▸ Exercise description
For the string "name", find every matching line in the records and copy it.

____

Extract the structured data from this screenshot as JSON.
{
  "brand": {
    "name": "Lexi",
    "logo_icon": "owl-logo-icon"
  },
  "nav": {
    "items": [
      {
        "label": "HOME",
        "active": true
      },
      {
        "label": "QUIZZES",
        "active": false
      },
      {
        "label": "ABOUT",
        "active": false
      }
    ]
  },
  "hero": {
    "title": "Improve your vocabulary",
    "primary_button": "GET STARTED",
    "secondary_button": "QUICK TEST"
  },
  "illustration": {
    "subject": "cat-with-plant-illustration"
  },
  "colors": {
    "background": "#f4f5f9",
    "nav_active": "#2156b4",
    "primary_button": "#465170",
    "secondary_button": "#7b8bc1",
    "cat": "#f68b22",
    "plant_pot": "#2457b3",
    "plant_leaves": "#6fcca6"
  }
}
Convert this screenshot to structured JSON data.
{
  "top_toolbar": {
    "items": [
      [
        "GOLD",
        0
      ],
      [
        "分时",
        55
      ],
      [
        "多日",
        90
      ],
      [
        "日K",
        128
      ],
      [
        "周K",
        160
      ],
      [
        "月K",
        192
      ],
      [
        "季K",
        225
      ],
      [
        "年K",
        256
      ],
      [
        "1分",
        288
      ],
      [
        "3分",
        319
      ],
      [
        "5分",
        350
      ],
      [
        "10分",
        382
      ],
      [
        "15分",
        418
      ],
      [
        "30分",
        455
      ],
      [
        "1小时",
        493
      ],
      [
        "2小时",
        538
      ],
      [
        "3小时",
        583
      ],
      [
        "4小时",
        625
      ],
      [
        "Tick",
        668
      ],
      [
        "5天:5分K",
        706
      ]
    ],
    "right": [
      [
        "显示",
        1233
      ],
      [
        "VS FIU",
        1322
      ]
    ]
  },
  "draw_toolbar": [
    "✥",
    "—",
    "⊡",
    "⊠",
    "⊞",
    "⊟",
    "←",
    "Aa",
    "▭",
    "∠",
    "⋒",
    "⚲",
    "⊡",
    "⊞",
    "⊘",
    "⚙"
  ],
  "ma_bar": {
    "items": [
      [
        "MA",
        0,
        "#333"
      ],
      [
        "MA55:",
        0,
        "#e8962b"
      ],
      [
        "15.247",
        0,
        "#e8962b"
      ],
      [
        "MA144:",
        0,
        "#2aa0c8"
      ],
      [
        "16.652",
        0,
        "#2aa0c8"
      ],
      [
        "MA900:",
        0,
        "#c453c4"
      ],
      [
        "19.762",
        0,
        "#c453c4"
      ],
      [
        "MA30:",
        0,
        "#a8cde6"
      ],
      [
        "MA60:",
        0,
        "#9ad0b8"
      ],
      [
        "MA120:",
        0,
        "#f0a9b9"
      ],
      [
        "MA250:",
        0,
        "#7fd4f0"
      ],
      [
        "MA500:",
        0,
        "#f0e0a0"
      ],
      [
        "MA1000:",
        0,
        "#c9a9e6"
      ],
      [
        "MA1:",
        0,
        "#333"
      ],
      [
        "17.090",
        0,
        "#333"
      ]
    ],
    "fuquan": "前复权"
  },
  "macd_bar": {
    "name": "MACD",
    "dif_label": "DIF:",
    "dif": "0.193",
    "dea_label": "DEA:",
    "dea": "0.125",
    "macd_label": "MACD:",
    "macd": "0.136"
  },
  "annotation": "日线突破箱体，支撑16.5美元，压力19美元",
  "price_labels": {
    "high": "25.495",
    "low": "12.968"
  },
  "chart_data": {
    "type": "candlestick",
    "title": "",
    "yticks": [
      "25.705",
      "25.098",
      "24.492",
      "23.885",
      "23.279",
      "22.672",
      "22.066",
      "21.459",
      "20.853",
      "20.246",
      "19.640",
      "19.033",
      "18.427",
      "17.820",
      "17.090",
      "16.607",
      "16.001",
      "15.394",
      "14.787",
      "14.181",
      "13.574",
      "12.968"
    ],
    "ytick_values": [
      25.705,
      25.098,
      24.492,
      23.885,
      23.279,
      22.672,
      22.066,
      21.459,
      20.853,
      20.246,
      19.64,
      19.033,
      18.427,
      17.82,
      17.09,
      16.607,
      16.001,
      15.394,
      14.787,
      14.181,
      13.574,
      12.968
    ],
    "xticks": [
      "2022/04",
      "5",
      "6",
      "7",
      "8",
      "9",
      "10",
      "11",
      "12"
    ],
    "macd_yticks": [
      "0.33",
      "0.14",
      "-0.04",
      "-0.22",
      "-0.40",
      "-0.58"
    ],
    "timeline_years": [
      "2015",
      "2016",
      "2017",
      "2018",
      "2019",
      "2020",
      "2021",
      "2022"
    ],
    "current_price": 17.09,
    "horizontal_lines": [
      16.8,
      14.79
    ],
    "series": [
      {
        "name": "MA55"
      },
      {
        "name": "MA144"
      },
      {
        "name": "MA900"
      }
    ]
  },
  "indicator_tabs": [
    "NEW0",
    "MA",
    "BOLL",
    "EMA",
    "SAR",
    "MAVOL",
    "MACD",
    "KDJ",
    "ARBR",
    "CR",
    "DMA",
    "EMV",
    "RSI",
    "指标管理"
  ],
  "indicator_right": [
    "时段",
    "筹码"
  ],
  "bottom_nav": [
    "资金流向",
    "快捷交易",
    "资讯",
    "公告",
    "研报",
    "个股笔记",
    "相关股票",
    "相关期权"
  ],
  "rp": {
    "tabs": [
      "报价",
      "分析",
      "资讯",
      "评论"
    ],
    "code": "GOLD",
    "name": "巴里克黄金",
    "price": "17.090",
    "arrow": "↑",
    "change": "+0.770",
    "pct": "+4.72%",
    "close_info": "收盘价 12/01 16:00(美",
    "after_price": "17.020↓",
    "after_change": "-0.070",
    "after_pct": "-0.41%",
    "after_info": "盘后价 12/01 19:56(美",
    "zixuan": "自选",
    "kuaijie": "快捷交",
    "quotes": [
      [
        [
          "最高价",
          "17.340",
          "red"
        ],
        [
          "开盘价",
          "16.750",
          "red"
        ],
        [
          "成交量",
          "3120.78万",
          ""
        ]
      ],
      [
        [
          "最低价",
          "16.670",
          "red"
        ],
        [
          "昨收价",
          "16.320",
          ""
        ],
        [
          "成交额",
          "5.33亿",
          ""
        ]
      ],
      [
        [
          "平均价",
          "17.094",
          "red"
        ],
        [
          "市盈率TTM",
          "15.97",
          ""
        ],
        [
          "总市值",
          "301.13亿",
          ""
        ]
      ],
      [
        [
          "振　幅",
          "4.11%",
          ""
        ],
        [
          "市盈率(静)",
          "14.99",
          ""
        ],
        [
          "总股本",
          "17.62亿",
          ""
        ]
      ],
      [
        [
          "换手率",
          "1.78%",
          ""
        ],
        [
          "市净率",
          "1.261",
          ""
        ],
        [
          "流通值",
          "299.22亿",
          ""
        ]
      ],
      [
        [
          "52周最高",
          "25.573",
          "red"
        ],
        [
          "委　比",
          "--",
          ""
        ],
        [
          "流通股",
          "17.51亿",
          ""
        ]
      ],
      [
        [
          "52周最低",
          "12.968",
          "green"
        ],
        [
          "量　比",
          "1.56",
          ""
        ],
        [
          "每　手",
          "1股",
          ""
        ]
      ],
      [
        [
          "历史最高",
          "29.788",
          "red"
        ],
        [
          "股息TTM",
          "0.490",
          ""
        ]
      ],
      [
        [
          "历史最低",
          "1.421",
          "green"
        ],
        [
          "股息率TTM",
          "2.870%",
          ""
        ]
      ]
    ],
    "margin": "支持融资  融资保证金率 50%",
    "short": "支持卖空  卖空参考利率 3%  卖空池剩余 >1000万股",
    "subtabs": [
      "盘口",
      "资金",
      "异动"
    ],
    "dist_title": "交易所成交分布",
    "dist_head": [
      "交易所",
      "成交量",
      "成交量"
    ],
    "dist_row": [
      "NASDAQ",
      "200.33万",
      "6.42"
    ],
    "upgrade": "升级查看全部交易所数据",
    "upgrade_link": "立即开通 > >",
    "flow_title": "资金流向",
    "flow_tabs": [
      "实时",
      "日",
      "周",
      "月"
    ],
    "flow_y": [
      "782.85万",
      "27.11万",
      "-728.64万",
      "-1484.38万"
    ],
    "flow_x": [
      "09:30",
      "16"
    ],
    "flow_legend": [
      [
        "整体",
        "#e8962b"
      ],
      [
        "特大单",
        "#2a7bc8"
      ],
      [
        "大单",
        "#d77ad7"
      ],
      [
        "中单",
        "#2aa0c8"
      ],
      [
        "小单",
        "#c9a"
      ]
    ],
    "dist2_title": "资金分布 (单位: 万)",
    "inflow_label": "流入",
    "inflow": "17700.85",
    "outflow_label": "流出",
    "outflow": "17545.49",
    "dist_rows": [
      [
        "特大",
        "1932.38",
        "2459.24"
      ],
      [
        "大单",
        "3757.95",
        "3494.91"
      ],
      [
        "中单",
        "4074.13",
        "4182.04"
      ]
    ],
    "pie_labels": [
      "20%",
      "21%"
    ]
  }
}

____

▸ Task answer
    "name": "Lexi",
    "name": "MACD",
        "name": "MA55"
        "name": "MA144"
        "name": "MA900"
    "name": "巴里克黄金",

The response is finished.